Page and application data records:
■ ■ ■ ■ ■ ■ ■

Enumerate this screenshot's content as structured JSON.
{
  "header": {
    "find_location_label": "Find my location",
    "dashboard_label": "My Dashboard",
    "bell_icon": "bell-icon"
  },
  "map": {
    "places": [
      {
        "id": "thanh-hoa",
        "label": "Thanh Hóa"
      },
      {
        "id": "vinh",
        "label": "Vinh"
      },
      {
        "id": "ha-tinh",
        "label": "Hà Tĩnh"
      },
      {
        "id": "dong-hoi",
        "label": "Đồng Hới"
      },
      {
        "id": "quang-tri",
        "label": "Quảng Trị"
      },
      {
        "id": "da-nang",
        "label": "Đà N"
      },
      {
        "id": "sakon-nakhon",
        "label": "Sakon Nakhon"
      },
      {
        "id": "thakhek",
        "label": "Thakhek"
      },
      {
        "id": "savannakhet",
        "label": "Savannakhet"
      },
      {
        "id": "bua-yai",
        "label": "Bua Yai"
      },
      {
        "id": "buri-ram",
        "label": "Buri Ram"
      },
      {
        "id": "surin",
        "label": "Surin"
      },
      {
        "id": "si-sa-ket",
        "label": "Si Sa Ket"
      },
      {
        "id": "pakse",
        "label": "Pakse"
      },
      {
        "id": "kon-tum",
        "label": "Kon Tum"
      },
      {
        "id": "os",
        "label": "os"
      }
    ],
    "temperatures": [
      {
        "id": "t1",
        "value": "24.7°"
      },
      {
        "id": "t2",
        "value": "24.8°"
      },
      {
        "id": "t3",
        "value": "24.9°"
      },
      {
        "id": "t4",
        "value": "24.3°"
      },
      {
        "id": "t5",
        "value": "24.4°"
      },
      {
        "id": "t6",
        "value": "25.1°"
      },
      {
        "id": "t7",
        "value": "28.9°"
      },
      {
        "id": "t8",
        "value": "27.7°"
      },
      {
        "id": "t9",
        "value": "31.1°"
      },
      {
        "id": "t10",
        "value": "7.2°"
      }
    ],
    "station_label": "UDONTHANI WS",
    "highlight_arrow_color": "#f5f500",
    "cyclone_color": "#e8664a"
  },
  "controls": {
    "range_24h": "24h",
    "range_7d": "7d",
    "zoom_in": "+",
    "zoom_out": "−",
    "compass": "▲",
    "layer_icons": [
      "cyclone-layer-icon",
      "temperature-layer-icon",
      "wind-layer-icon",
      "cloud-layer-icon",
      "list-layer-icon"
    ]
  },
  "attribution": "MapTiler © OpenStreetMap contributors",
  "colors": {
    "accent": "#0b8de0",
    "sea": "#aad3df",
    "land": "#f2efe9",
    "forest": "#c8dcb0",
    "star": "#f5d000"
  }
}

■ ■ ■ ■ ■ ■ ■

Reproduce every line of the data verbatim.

Enumerate this screenshot's content as structured JSON.
{
  "header": {
    "find_location_label": "Find my location",
    "dashboard_label": "My Dashboard",
    "bell_icon": "bell-icon"
  },
  "map": {
    "places": [
      {
        "id": "thanh-hoa",
        "label": "Thanh Hóa"
      },
      {
        "id": "vinh",
        "label": "Vinh"
      },
      {
        "id": "ha-tinh",
        "label": "Hà Tĩnh"
      },
      {
        "id": "dong-hoi",
        "label": "Đồng Hới"
      },
      {
        "id": "quang-tri",
        "label": "Quảng Trị"
      },
      {
        "id": "da-nang",
        "label": "Đà N"
      },
      {
        "id": "sakon-nakhon",
        "label": "Sakon Nakhon"
      },
      {
        "id": "thakhek",
        "label": "Thakhek"
      },
      {
        "id": "savannakhet",
        "label": "Savannakhet"
      },
      {
        "id": "bua-yai",
        "label": "Bua Yai"
      },
      {
        "id": "buri-ram",
        "label": "Buri Ram"
      },
      {
        "id": "surin",
        "label": "Surin"
      },
      {
        "id": "si-sa-ket",
        "label": "Si Sa Ket"
      },
      {
        "id": "pakse",
        "label": "Pakse"
      },
      {
        "id": "kon-tum",
        "label": "Kon Tum"
      },
      {
        "id": "os",
        "label": "os"
      }
    ],
    "temperatures": [
      {
        "id": "t1",
        "value": "24.7°"
      },
      {
        "id": "t2",
        "value": "24.8°"
      },
      {
        "id": "t3",
        "value": "24.9°"
      },
      {
        "id": "t4",
        "value": "24.3°"
      },
      {
        "id": "t5",
        "value": "24.4°"
      },
      {
        "id": "t6",
        "value": "25.1°"
      },
      {
        "id": "t7",
        "value": "28.9°"
      },
      {
        "id": "t8",
        "value": "27.7°"
      },
      {
        "id": "t9",
        "value": "31.1°"
      },
      {
        "id": "t10",
        "value": "7.2°"
      }
    ],
    "station_label": "UDONTHANI WS",
    "highlight_arrow_color": "#f5f500",
    "cyclone_color": "#e8664a"
  },
  "controls": {
    "range_24h": "24h",
    "range_7d": "7d",
    "zoom_in": "+",
    "zoom_out": "−",
    "compass": "▲",
    "layer_icons": [
      "cyclone-layer-icon",
      "temperature-layer-icon",
      "wind-layer-icon",
      "cloud-layer-icon",
      "list-layer-icon"
    ]
  },
  "attribution": "MapTiler © OpenStreetMap contributors",
  "colors": {
    "accent": "#0b8de0",
    "sea": "#aad3df",
    "land": "#f2efe9",
    "forest": "#c8dcb0",
    "star": "#f5d000"
  }
}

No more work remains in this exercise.